You have been doing this for a long time now and you have all these accolades, what inspires you and pushes you forwards these days?
PP “Nothing has really changed in all these years. The aim is always the same: To make people feel happy with the experience of coming to a restaurant and having a good time. This is the number one most important thing for me and what drives me to carry on every day.”
If you could only have one more meal, what would it be?
PP “That’s difficult! It would depend on the moment but it would probably be a product of the sea.”
What are you passionate about outside of cooking?
PP “Football. I used to play. I was almost 30 years old when I stopped. Only for pleasure, not professionally.”
Do you still play?
PP “Twice a year at my restaurant we have a match with staff from the kitchen vs staff from the dining room.”
Your travels in places like Central America, Mexico and China have influenced your cooking. Is there a country and its cuisine that you are yet to explore but would like to?

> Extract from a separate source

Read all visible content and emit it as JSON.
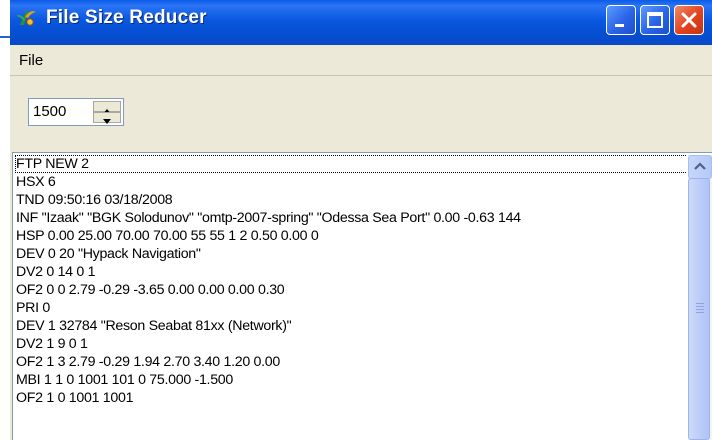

PP “I’ve never been to Australia but I am going there next month. I am very interested to see what the food is like. Another type of cuisine that I don’t know anything about and is quite unknown is African cuisine and that would be interesting to explore.”
You have visited Manchester around once a month for the past year. What have you learned about the city?
PP “It rains a lot more than in Llançà. That’s number one! I feel that Tast has been very welcomed by the city and the people of Manchester. I have found a lot of friendly people. People who truly know good cuisine. They appreciate a bit more sophistication and the work behind each dish. But it’s the friendliness and warmth that the people in Manchester have for the project that I appreciate.”
What are your favourite restaurants in Manchester?
PP “Tast is number one, of course. But Mana is a good restaurant, Iberica is a good restaurant, Tapeo & Wine, El Gato Negro… What I’m seeing in Manchester right now is the amount of options that you have in the city is amazing. It’s incredible for such a city like Manchester, that’s not too big, to have so many styles and variety of restaurants. This is incredible for everyone, for the people but also for us in the restaurant business, to have so much choice of styles in the city.”
..and in the world?
PP “I can never answer this question. I have many friends in the industry and any restaurant of my friends is my favourite restaurant.”
That diversity in Manchester is great for diners but can make opening a successful restaurant challenging. Why should people choose Tast when they want to eat out?
PP “It’s a restaurant with honest food. That’s very important.”
Is there anything else you’d like to say?
PP “Just that we are very pleased to be here in Manchester and to share our culture and cuisine with the people of the city.”